**What you need to do**
How many of the lines below have "semper" in them? Say the number and nothing more.

**Excerpted records**
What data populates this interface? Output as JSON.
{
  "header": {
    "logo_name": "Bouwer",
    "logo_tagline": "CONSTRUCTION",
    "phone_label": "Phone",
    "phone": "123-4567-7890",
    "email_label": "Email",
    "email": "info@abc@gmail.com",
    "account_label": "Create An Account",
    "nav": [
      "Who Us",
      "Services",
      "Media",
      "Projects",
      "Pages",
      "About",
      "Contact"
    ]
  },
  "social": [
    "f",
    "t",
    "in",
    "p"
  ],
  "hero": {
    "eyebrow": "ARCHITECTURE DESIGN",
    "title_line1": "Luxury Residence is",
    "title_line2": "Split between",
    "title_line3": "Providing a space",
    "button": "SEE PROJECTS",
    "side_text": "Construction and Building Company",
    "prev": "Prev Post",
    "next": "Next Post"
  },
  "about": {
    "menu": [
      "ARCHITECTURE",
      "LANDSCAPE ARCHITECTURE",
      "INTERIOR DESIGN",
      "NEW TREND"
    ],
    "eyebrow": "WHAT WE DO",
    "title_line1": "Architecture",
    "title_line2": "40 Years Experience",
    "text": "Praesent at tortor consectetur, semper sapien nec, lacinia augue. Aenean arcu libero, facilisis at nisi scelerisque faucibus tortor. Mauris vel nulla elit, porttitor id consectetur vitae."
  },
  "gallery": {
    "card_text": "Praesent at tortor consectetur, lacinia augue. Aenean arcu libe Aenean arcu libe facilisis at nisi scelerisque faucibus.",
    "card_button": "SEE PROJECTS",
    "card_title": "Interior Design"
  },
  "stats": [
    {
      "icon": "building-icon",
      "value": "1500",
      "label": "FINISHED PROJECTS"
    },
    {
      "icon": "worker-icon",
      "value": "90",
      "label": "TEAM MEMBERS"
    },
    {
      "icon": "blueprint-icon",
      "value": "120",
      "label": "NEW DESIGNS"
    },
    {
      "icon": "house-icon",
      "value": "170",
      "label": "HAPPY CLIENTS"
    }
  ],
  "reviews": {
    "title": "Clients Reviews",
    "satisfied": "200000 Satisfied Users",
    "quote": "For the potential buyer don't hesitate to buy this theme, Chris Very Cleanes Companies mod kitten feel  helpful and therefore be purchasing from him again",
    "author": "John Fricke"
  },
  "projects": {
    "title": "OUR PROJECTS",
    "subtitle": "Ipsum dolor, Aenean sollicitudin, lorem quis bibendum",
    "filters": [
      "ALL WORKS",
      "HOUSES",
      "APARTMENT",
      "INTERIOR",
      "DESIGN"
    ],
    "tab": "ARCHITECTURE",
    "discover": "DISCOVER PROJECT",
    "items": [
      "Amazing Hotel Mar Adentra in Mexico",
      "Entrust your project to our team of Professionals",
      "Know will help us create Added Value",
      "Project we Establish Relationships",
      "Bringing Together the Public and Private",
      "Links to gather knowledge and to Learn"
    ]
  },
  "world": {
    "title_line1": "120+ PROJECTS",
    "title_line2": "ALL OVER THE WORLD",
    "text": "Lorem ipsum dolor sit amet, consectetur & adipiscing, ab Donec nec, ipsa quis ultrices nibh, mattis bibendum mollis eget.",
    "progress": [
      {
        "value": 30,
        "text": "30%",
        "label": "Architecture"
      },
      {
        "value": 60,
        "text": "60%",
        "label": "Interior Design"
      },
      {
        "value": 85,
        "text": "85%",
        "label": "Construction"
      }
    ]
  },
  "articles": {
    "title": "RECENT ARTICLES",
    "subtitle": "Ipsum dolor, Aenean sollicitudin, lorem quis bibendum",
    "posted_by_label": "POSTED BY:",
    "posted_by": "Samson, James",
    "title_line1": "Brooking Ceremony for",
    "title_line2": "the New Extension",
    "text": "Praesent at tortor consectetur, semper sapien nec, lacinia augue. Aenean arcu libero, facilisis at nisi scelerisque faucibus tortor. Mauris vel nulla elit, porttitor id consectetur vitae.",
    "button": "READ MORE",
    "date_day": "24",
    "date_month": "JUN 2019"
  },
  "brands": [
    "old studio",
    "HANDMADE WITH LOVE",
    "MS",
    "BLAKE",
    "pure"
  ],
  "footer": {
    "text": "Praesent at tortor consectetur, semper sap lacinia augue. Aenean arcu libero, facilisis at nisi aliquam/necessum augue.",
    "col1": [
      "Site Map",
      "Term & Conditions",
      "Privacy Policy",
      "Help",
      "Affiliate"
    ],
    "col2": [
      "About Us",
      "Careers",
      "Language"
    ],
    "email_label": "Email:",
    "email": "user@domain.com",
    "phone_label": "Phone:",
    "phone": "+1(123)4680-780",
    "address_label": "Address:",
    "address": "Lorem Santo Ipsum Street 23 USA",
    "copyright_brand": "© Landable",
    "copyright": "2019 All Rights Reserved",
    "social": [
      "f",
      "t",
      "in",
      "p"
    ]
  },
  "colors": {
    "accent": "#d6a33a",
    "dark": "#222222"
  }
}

**Task solution**
3